What to produce
Nothing may be changed. Give the entries below again exactly.

Supplied information
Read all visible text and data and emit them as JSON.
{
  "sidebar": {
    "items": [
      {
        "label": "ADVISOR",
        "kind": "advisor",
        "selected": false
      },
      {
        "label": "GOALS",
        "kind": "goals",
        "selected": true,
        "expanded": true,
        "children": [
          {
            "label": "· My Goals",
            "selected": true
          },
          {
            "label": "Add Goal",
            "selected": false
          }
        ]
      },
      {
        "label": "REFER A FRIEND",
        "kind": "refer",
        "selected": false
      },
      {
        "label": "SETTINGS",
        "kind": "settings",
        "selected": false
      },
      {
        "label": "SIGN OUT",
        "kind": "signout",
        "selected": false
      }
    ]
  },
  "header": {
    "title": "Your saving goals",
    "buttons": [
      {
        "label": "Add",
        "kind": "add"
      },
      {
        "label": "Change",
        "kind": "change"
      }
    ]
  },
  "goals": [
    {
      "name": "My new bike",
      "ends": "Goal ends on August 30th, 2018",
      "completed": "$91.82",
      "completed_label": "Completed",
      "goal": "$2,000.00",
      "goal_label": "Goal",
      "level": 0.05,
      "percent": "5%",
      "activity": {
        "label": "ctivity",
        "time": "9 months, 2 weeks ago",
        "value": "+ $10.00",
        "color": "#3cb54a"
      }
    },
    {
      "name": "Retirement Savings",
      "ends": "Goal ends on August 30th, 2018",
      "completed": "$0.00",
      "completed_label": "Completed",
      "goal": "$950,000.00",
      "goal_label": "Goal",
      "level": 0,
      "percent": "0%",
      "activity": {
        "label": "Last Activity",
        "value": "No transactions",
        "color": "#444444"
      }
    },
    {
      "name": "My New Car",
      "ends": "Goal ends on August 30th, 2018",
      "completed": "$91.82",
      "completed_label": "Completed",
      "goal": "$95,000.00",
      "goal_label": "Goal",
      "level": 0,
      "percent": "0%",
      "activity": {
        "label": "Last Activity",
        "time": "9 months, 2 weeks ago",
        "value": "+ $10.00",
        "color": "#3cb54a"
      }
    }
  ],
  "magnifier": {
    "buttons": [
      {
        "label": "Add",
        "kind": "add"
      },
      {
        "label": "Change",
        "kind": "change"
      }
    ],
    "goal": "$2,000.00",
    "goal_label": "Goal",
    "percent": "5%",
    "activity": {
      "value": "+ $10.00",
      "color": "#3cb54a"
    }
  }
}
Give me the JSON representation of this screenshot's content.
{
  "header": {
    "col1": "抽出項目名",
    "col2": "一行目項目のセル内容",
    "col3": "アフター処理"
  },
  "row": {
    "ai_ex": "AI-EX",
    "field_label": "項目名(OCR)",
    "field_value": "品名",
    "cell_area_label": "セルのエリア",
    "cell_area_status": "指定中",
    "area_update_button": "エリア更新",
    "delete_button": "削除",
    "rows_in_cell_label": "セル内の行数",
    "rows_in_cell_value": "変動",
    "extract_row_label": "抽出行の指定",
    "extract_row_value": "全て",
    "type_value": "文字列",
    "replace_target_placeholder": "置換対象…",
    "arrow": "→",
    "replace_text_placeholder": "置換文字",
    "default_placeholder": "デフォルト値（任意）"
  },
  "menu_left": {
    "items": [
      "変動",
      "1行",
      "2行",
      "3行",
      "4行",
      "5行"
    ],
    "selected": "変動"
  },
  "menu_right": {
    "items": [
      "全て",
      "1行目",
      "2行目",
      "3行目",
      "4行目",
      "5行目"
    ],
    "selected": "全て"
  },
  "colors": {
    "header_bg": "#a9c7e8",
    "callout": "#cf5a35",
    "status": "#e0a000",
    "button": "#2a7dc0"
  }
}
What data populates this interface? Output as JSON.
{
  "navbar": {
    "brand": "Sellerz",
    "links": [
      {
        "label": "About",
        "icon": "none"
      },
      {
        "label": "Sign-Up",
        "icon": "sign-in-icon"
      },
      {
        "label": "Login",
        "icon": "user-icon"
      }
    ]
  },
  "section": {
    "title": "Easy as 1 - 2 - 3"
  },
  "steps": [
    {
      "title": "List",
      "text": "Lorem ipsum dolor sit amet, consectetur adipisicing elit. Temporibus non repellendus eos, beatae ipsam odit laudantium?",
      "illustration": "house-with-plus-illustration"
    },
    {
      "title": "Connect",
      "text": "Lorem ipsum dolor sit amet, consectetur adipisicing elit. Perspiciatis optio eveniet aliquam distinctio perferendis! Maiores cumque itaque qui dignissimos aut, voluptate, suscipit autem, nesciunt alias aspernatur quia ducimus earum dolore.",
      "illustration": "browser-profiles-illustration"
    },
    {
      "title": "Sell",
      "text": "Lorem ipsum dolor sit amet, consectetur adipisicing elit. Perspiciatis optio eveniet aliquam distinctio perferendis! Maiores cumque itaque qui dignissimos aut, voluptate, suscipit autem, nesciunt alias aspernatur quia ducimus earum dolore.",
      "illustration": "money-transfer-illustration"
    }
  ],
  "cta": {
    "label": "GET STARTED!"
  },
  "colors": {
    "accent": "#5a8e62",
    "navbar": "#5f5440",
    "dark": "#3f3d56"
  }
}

Written answer
Read all visible text and data and emit them as JSON.
{
  "sidebar": {
    "items": [
      {
        "label": "ADVISOR",
        "kind": "advisor",
        "selected": false
      },
      {
        "label": "GOALS",
        "kind": "goals",
        "selected": true,
        "expanded": true,
        "children": [
          {
            "label": "· My Goals",
            "selected": true
          },
          {
            "label": "Add Goal",
            "selected": false
          }
        ]
      },
      {
        "label": "REFER A FRIEND",
        "kind": "refer",
        "selected": false
      },
      {
        "label": "SETTINGS",
        "kind": "settings",
        "selected": false
      },
      {
        "label": "SIGN OUT",
        "kind": "signout",
        "selected": false
      }
    ]
  },
  "header": {
    "title": "Your saving goals",
    "buttons": [
      {
        "label": "Add",
        "kind": "add"
      },
      {
        "label": "Change",
        "kind": "change"
      }
    ]
  },
  "goals": [
    {
      "name": "My new bike",
      "ends": "Goal ends on August 30th, 2018",
      "completed": "$91.82",
      "completed_label": "Completed",
      "goal": "$2,000.00",
      "goal_label": "Goal",
      "level": 0.05,
      "percent": "5%",
      "activity": {
        "label": "ctivity",
        "time": "9 months, 2 weeks ago",
        "value": "+ $10.00",
        "color": "#3cb54a"
      }
    },
    {
      "name": "Retirement Savings",
      "ends": "Goal ends on August 30th, 2018",
      "completed": "$0.00",
      "completed_label": "Completed",
      "goal": "$950,000.00",
      "goal_label": "Goal",
      "level": 0,
      "percent": "0%",
      "activity": {
        "label": "Last Activity",
        "value": "No transactions",
        "color": "#444444"
      }
    },
    {
      "name": "My New Car",
      "ends": "Goal ends on August 30th, 2018",
      "completed": "$91.82",
      "completed_label": "Completed",
      "goal": "$95,000.00",
      "goal_label": "Goal",
      "level": 0,
      "percent": "0%",
      "activity": {
        "label": "Last Activity",
        "time": "9 months, 2 weeks ago",
        "value": "+ $10.00",
        "color": "#3cb54a"
      }
    }
  ],
  "magnifier": {
    "buttons": [
      {
        "label": "Add",
        "kind": "add"
      },
      {
        "label": "Change",
        "kind": "change"
      }
    ],
    "goal": "$2,000.00",
    "goal_label": "Goal",
    "percent": "5%",
    "activity": {
      "value": "+ $10.00",
      "color": "#3cb54a"
    }
  }
}
Give me the JSON representation of this screenshot's content.
{
  "header": {
    "col1": "抽出項目名",
    "col2": "一行目項目のセル内容",
    "col3": "アフター処理"
  },
  "row": {
    "ai_ex": "AI-EX",
    "field_label": "項目名(OCR)",
    "field_value": "品名",
    "cell_area_label": "セルのエリア",
    "cell_area_status": "指定中",
    "area_update_button": "エリア更新",
    "delete_button": "削除",
    "rows_in_cell_label": "セル内の行数",
    "rows_in_cell_value": "変動",
    "extract_row_label": "抽出行の指定",
    "extract_row_value": "全て",
    "type_value": "文字列",
    "replace_target_placeholder": "置換対象…",
    "arrow": "→",
    "replace_text_placeholder": "置換文字",
    "default_placeholder": "デフォルト値（任意）"
  },
  "menu_left": {
    "items": [
      "変動",
      "1行",
      "2行",
      "3行",
      "4行",
      "5行"
    ],
    "selected": "変動"
  },
  "menu_right": {
    "items": [
      "全て",
      "1行目",
      "2行目",
      "3行目",
      "4行目",
      "5行目"
    ],
    "selected": "全て"
  },
  "colors": {
    "header_bg": "#a9c7e8",
    "callout": "#cf5a35",
    "status": "#e0a000",
    "button": "#2a7dc0"
  }
}
What data populates this interface? Output as JSON.
{
  "navbar": {
    "brand": "Sellerz",
    "links": [
      {
        "label": "About",
        "icon": "none"
      },
      {
        "label": "Sign-Up",
        "icon": "sign-in-icon"
      },
      {
        "label": "Login",
        "icon": "user-icon"
      }
    ]
  },
  "section": {
    "title": "Easy as 1 - 2 - 3"
  },
  "steps": [
    {
      "title": "List",
      "text": "Lorem ipsum dolor sit amet, consectetur adipisicing elit. Temporibus non repellendus eos, beatae ipsam odit laudantium?",
      "illustration": "house-with-plus-illustration"
    },
    {
      "title": "Connect",
      "text": "Lorem ipsum dolor sit amet, consectetur adipisicing elit. Perspiciatis optio eveniet aliquam distinctio perferendis! Maiores cumque itaque qui dignissimos aut, voluptate, suscipit autem, nesciunt alias aspernatur quia ducimus earum dolore.",
      "illustration": "browser-profiles-illustration"
    },
    {
      "title": "Sell",
      "text": "Lorem ipsum dolor sit amet, consectetur adipisicing elit. Perspiciatis optio eveniet aliquam distinctio perferendis! Maiores cumque itaque qui dignissimos aut, voluptate, suscipit autem, nesciunt alias aspernatur quia ducimus earum dolore.",
      "illustration": "money-transfer-illustration"
    }
  ],
  "cta": {
    "label": "GET STARTED!"
  },
  "colors": {
    "accent": "#5a8e62",
    "navbar": "#5f5440",
    "dark": "#3f3d56"
  }
}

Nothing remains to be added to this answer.